Thursday, September 17, 2009

Taiwan Stages ASW Drill



Taiwan Stages ASW Drill


Taiwan’s Ministry of National Defense revealed details May 29 of a secret anti-submarine exercise conducted as part of its annual Han Kuang (Han Glory) military exercises on May 14 off the coast of the southern port city of Kaohsiung. Information on the drill was embargoed and only the official Military News Agency was allowed to witness the exercise.

The exercise simulated a blockade of the Kaohsiung Port by two Chinese Kilo-class diesel submarines. Taiwan’s new Kidd-class destroyer Tsoying (DDG 1803) led a coordinated attack that included Grumman S-2T Tracker anti-submarine aircraft, Knox- and Perry-class frigates, with Air Force fighter aircraft providing cover.

Rear Adm. Tu Cheng-mo, deputy chief of the 124th fleet, commanded the Tsoying during the mission, said a Defense Ministry source. The exercise demonstrated that Taiwan’s military can break a submarine blockade by China, said the source.

Taiwan has a variety of anti-submarine warfare (ASW) platforms and capabilities. The Navy’s 168th Squadron of eight Knox-class frigates serves as the service’s primary ASW vessels. These vessels are home-based at Suao as part of the East Coast Command.

Taiwan also has two squadrons of Sikorsky S-70 anti-submarine helicopters that make up the 701st “Thunder Hawk” and the 702nd “Magic Hawk” squadrons at Hualien. The Navy also has one squadron of MD-500 anti-sub helicopters assigned to the 501st Squadron at Kaohsiung.

Taiwan’s aging S-2T Trackers officially make up two squadrons based in Pingtung. However, sources have stated that the military can only maintain a few aircraft for air missions. One U.S. source stated that only four aircraft were operational at any given time.

Taiwan’s military has been pushing hard to acquire new Lockheed P-3C Orion maritime patrol aircraft first offered by the U.S. government in 2001. However, political bickering in the legislature between pro-unification and pro-independence members has stalled the budget for several years.

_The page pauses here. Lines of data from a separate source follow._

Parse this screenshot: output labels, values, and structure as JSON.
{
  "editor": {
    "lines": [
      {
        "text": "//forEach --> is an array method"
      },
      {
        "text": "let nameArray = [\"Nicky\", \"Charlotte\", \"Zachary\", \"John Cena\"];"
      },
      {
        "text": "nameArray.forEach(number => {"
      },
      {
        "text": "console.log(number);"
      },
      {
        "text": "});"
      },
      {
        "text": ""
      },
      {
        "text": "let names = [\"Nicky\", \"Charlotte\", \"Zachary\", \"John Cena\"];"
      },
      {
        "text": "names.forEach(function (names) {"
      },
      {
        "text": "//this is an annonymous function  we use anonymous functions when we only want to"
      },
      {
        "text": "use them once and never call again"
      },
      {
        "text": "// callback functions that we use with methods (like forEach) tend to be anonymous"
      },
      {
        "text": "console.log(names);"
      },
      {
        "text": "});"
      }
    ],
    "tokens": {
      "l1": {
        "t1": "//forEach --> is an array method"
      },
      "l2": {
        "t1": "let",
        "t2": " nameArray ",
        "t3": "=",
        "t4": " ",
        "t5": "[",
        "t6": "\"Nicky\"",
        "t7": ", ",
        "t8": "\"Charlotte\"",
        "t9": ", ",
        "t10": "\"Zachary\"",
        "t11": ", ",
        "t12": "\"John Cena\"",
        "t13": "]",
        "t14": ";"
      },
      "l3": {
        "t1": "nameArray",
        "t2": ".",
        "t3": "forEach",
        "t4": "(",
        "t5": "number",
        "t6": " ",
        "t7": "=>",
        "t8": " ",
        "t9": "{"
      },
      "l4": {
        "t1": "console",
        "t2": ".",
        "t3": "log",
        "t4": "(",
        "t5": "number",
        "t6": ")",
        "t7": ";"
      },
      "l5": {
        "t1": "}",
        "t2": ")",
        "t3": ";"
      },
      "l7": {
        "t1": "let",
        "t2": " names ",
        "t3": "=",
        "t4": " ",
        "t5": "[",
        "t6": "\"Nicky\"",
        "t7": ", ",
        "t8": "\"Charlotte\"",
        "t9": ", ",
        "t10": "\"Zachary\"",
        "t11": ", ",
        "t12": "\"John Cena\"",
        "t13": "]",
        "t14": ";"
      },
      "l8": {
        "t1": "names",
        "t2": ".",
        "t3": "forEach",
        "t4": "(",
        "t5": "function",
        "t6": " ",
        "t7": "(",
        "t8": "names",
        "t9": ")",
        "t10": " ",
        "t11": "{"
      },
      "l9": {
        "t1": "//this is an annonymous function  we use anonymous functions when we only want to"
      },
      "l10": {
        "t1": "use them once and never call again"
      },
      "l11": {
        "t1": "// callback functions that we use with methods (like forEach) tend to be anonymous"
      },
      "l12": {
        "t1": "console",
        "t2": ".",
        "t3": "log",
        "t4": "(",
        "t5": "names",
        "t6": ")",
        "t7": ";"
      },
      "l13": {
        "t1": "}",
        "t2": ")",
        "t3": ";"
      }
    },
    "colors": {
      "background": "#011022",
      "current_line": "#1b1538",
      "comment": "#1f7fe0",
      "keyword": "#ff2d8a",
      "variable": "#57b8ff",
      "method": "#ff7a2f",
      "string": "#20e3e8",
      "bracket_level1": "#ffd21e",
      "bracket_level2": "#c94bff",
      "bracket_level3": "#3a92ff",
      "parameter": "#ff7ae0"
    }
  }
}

Sources say that with elections in 2008 a new legislature will end the stalemate.